Tuesday, 22 February 2011

Never be Snotty to the Assistant

At the RNA party to announce the shortlist for the Novel of the Year 2011 (which Kissing Mr Wrong just happens to be on) I was chatting to a commissioning editor from Headline. It turned out she had originally started as an assistant to my own editor at Headline and had risen through a series of promotions to the position she now held.

Think about it. How does a commissioning editor get to be a commissioning editor? It's usually not because they've been, say, middle management at Marks and Spencer. No, they've come through the ranks. Many have had stints as booksellers or been agents (or their assistants) en route but essentially, at some point they'll have been the one making the tea and going out to get the sandwiches.

Those people are usually the ones who new authors first make contact with at a publishing house or agency. So a new author would be advised to be polite and considerate at the very least. You may be thinking you always are, and I expect that's true, but there are some people who phone up demanding this or that, or respond badly to rejection and take it out on the assistant. Not a good idea because, remember:

The Tea Makers of Today are the Commissioning Editors of Tomorrow.


Rebecca Bradley said...
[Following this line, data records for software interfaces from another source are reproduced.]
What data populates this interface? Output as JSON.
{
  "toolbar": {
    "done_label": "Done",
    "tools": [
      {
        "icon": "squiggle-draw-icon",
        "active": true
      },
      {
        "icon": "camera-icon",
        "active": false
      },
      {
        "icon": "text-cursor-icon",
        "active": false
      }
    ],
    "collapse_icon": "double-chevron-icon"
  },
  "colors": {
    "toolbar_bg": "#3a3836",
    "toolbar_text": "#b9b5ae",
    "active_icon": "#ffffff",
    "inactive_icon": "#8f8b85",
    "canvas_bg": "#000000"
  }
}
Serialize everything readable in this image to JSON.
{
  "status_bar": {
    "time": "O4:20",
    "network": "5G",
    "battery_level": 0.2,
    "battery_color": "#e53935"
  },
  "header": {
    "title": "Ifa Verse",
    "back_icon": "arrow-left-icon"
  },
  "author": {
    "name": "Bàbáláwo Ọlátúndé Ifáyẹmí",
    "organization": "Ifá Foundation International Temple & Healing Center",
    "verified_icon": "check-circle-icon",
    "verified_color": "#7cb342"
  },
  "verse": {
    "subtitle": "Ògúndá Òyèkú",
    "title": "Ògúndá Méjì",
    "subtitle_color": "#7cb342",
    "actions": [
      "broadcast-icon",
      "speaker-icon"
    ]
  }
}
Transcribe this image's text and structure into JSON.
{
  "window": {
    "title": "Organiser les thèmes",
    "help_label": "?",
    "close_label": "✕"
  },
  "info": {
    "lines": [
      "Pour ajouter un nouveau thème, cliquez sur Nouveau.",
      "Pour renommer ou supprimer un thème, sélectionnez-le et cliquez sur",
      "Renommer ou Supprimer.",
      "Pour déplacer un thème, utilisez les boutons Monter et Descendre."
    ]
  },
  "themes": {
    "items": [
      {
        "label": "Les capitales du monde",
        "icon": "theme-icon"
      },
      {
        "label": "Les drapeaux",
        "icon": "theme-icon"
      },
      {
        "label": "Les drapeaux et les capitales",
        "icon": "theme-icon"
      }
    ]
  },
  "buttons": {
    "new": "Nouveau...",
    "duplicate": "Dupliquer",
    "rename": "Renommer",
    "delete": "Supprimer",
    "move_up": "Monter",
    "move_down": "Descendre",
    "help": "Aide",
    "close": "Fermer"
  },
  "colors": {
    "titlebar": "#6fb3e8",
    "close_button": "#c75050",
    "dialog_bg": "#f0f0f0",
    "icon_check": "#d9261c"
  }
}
I read a similar post yesterday that said a lot of the assistants are the ones who are reading your manuscripts anyway, then bring them to the attention of the agent. So you really do need to be nice to them!

Karen said...

That's a very good point. Not that I would dream of being rude to anybody, I hasten to add!

Sarah Duncan said...

I sort of made the assumption that my lovely blog readers wouldn't need to be told to be nice to the tea makers, but I think it's worth remembering that they are potential king makers too - and especially if they're the first readers of manuscripts.